3.     See the system that produces the current outcomes It is hard to improve a system if you do not fully understand how it currently works to produce its results.  Seek to understand better how local conditions shape work processes and resulting outcomes. Use this analysis to explicate a working theory of improvement that can be tested against evidence and is further developed from what is learned as you go.

4.     We cannot improve at scale what we cannot measure Measure outcomes, key drivers and change ideas so you can continuously test the working theory and learn whether specific changes represent an improvement.  Constantly ask: ‘Are the intended changes actually occurring? Do they link to changes in related drivers and desired system outcomes?’ Anticipate and measure for unintended consequences too.

5.     Use disciplined inquiry to drive improvement.  Common inquiry protocols and evidentiary standards guide the diverse efforts of NICs (networked improvement communities).  Engage in systematic tests of changes to learn fast, fail fast and improve fast. Remember that failure is not a problem, not learning from failure is.   Accumulate the practical knowledge that grows out of failure, and to build on it systematically over time.

6.     Accelerate learning through network communities : NICs aim to breakdown silos of practice and research.  They enliven a belief that we can accomplish more together than even the best of use can accomplish alone.  A shared working theory, common measures, and communication mechanisms anchor collective problem-solving.  Organise as a NIC to innovate, test and spread effective practices sooner and faster.(p 172 – 173)

These principles are captured in Figure 1  The new improvement paradigm (Bryk et al p 186).  In this diagram the shaded boxes represent the new paradigm and the unshaded boxes represent where we have moved from.

Figure 1 The new improvement paradigm

What are the implications for school leaders and school research champions?

Bryk et al argue that putting what would appear to be relatively simple ideas into practice will be potentially more challenging than expected.  Bryk et al go onto highlight a number of areas where network initiation teams may struggle, and which are likely to cause very similar challenges for school research leads.

Starting well – make sure you take time to understand the school you are operating in.  What are the fundamental causes of the problems that the school  is facing.  Avoid making assumptions about what the problem is, or identifying solutions before you have diagnosed the problem.  It is also essential to spend time trying to identify the aim of what you are trying to achieve and the desired outputs and outcomes.

Starting Smaller, Learning Fast, and Aiming for Quality at Scale – make sure you start small with pilot groups (though make sure these groups are typical of both pupils and staff).  Make sure you put in place systematic processes to generate learning from the pilot scheme.  Find partners – be it within the school or outside the school – to address the challenges you face, as Bryk et al state – shared challenges may lead to faster learning.

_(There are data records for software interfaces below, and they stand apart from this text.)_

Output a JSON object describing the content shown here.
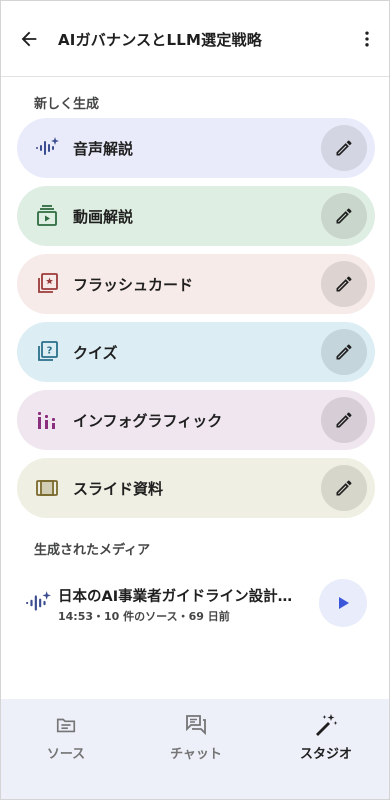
{
  "header": {
    "title": "AIガバナンスとLLM選定戦略"
  },
  "generate_section": {
    "label": "新しく生成",
    "items": [
      {
        "label": "音声解説",
        "icon": "audio-waveform-icon",
        "bg": "#e9ebfb",
        "edit_bg": "#d3d5e2",
        "icon_color": "#3b4d8f"
      },
      {
        "label": "動画解説",
        "icon": "video-icon",
        "bg": "#dfeee2",
        "edit_bg": "#c8d6cb",
        "icon_color": "#2f6b3f"
      },
      {
        "label": "フラッシュカード",
        "icon": "flashcards-icon",
        "bg": "#f6ebe8",
        "edit_bg": "#ddd3d0",
        "icon_color": "#9a3b3b"
      },
      {
        "label": "クイズ",
        "icon": "quiz-icon",
        "bg": "#dceef4",
        "edit_bg": "#c4d5dc",
        "icon_color": "#2b6f8a"
      },
      {
        "label": "インフォグラフィック",
        "icon": "infographic-icon",
        "bg": "#efe6ef",
        "edit_bg": "#d6cdd6",
        "icon_color": "#8a2f7d"
      },
      {
        "label": "スライド資料",
        "icon": "slides-icon",
        "bg": "#efefe3",
        "edit_bg": "#d6d6ca",
        "icon_color": "#7a6a2c"
      }
    ]
  },
  "media_section": {
    "label": "生成されたメディア",
    "items": [
      {
        "title": "日本のAI事業者ガイドライン設計…",
        "meta": "14:53・10 件のソース・69 日前",
        "icon": "audio-waveform-icon"
      }
    ]
  },
  "bottom_nav": {
    "items": [
      {
        "label": "ソース",
        "icon": "sources-icon",
        "active": false
      },
      {
        "label": "チャット",
        "icon": "chat-icon",
        "active": false
      },
      {
        "label": "スタジオ",
        "icon": "studio-wand-icon",
        "active": true
      }
    ]
  },
  "colors": {
    "accent": "#3b56d9",
    "text": "#1f1f1f",
    "muted": "#757575",
    "nav_bg": "#edeff9"
  }
}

Failure Are a Treasure: Really?  Things going wrong through mistakes being made are almost inevitable when working in a system as complex as a school.  Birkenshaw and Haas (2016) argues to that to make the most failure it is important that schools go through a three stage process; first, learning from every failure; second, share the learning from each failure; third, review the pattern of failure.  And to do this, it is necessary to put structures in place which are fast, frequent and forward looking.

And some final words

The field of Improvement Science potentially provides a different way of thinking about the role of the school research champion, with an emphasis on supporting quick tests of change, and which are subject to iterative on-going development.  Most importantly, there is an unrelenting focus on improving the day to day work of teachers in classrooms, in order to bring about improved outcomes for both pupils and colleagues  


BIRKINSHAW, J. & HAAS, M. 2016. Increase your return on failure. Harvard business review, 94, 88-93.

BRYK, A. S., GOMEZ, L. M., GRUNOW, A. & LEMAHIEU, P. G. 2015. Learning to improve: How America's schools can get better at getting better.